Originally from Valencia, the idea of making horchata from tigernuts comes from the period of Muslim presence in Valencia (from the 8th to 13th century).
It has a regulating council to ensure the quality of the product and the villages where it can come from, with the Denomination of Origin. Classics get an A. The village of Alboraia is well known for the quality of their horchata.
It is served ice cold as a natural refreshment in the summer. Tigernut horchata is also used in place of milk by the lactose intolerant. While in some countries the drink is usually tan and "milky", some recipes call for milk, and others do not. Other ingredients often include sugar, cinnamon, and vanilla. Though horchata was once typically homemade, it is now available in both ready-to-drink (shelf-stable or refrigerated) and powdered form in grocery stores.

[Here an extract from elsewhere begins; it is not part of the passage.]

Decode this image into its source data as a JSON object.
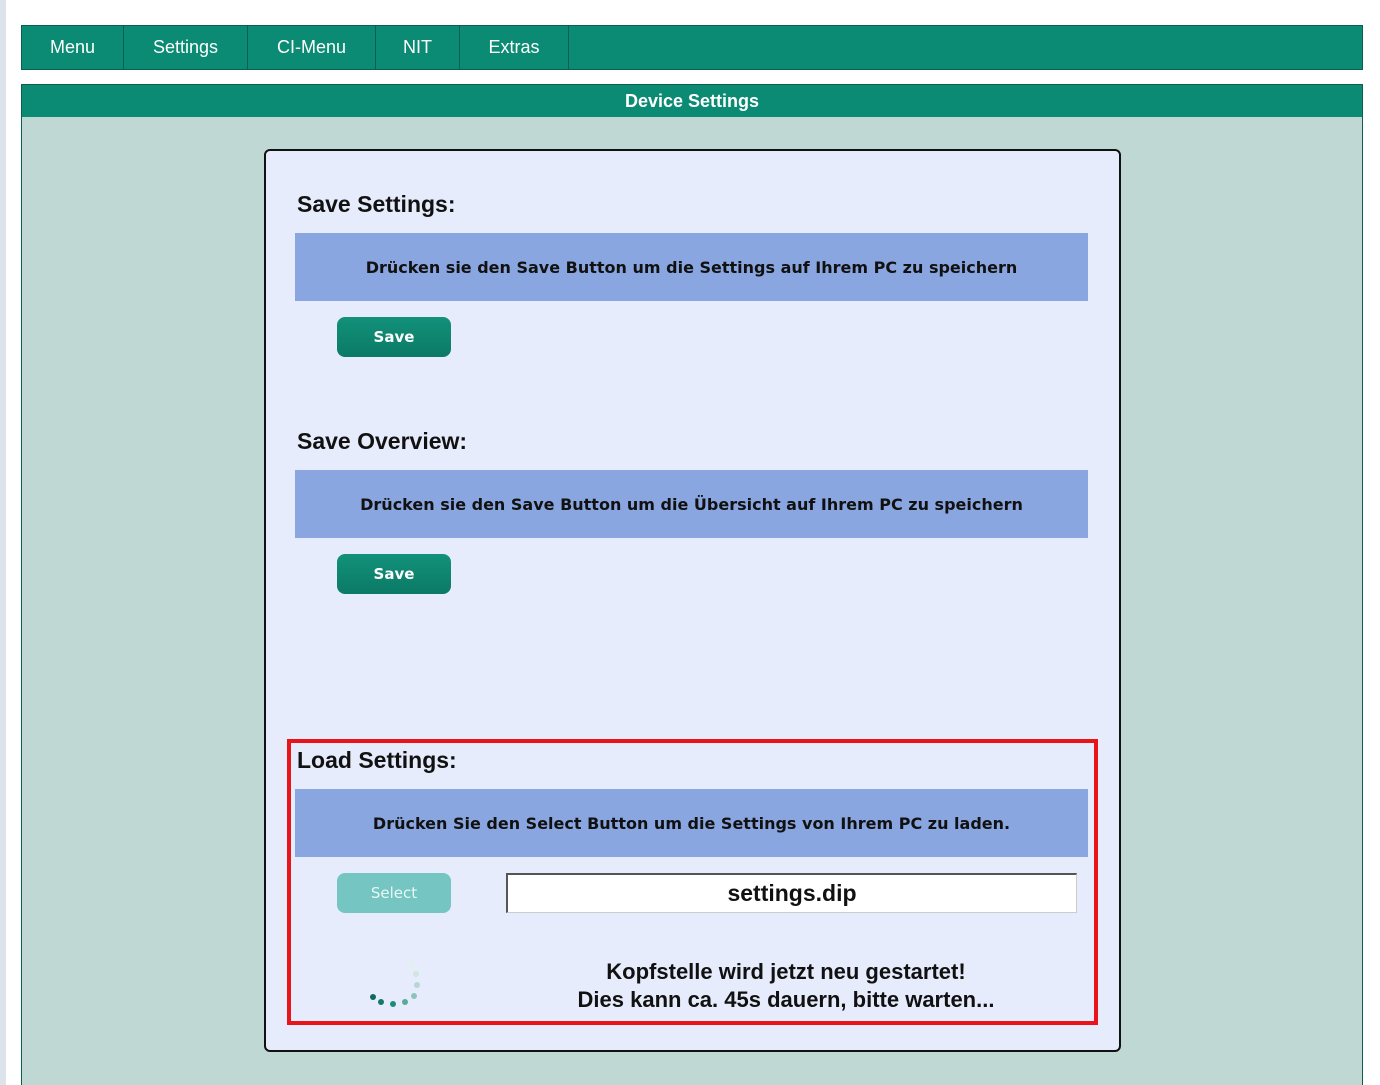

In the US, rice-based or morro horchata is served in many Mexican restaurants, and the horchata de chufas (tigernut) is virtually unknown. Rice-based horchata is also sometimes available in US grocery and convenience stores, especially in Latino neighborhoods.
The horchata found in El Salvador is often made of a mixture of herbs, not rice. The horchata is typically flavoured with morro seed (from the calabash, a variety of squash), ground cocoa and cinnamon as well as sesame seeds, and in some cases is strained.
In Nicaragua and Honduras horchata refers to the drink known as semilla de jicaro, made from the jicaro seeds (another name for the morro seed) ground up with rice and spices. The drink is made with cold milk and sugar and is very popular nationally. Recently Nicaragua has begun exporting this product primarily to the United States.